The European markets ended Friday’s session in positive territory. Early gains were sparked by solid manufacturing data from the China, the U.K. and the Eurozone. The markets stumbled a bit in the afternoon, following the release of the weaker than expected U.S. jobs report, but managed to hold most of the gains.
Job growth in the U.S. came in well below economist estimates in the month of August, according to a closely watched report released by the Labor Department on Friday. The Labor Department said non-farm payroll employment climbed by 156,000 jobs in August compared to expectations for an increase of about 180,000 jobs.
The unemployment rate subsequently inched up to 4.4 percent in August from 4.3 percent in July. Economists had expected the unemployment rate to remain unchanged.

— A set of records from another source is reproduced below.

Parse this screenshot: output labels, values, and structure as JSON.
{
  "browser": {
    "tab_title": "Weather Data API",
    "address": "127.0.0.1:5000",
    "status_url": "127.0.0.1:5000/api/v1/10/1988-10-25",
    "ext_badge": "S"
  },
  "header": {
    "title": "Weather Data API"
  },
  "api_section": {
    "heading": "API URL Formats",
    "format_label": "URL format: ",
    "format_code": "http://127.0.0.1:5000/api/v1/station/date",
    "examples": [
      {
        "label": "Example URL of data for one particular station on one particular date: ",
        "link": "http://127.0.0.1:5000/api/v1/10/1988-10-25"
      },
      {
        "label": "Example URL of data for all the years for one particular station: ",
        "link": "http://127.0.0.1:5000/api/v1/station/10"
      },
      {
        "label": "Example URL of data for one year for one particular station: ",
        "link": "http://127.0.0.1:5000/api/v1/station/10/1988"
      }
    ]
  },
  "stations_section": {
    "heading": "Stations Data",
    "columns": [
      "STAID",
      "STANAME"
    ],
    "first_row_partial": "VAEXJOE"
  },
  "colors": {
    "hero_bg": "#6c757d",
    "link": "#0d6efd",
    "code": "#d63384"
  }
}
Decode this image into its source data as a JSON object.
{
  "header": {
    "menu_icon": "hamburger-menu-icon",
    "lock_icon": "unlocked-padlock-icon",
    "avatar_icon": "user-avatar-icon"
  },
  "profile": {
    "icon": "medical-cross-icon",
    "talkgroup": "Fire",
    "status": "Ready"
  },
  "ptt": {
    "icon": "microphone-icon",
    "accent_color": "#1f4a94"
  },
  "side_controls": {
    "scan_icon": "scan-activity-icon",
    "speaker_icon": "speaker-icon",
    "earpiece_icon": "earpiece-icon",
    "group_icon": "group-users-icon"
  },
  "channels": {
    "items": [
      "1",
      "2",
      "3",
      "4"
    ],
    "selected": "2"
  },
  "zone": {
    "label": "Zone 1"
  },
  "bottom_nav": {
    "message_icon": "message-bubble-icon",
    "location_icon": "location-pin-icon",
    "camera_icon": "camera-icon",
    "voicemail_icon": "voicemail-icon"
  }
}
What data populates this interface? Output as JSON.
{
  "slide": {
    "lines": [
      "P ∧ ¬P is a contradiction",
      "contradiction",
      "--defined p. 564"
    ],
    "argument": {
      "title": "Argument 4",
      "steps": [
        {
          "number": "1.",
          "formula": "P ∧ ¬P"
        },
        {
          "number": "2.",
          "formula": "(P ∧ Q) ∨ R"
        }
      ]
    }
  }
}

The policy makers at the European Central Bank are unlikely to rush on a decision on next year’s bond-purchase plan, which indicates the possibility of finalizing a decision until December.
Bloomberg reported that it is unlikely that the policy makers would settle the full details of the QE plan at the October 26 policy meeting and hence a final decision may be made only in December.
The final plan is expected to be delayed until December, when the current program is set to expire.
The pan-European Stoxx Europe 600 index advanced 0.67 percent. The Euro Stoxx 50 index of eurozone blue chip stocks increased 0.65 percent, while the Stoxx Europe 50 index, which includes some major U.K. companies, added 0.65 percent.
The DAX of Germany climbed 0.72 percent and the CAC 40 of France rose 0.74 percent. The FTSE 100 of the U.K. gained 0.11 percent and the SMI of Switzerland finished higher by 0.18 percent.
In Frankfurt, Volkswagen rose 1.04 percent on a Bloomberg report that it plans to expand its U.S. share of the lucrative SUV segment.
Lufthansa gained 3.20 percent after Bernstein upgraded its rating on the stock to “Market Perform” from “Underperform.”
In Paris, Vivendi jumped 5.21 percent after the media group topped Q2 profit forecasts and confirmed its 2017 outlook.
Airbus advanced 0.98 percent after Bank of America Merrill Lynch upgraded its rating on the stock.
In London, pharmaceuticals group Indivior sank 35.77 percent after losing a U.S. patent ruling over its key product, Suboxone Film.
Volvo soared 7.30 percent in Stockholm after the company unveiled ambitious new long-term financial targets.
The euro area manufacturing activity expanded at the fastest pace since 2011, as…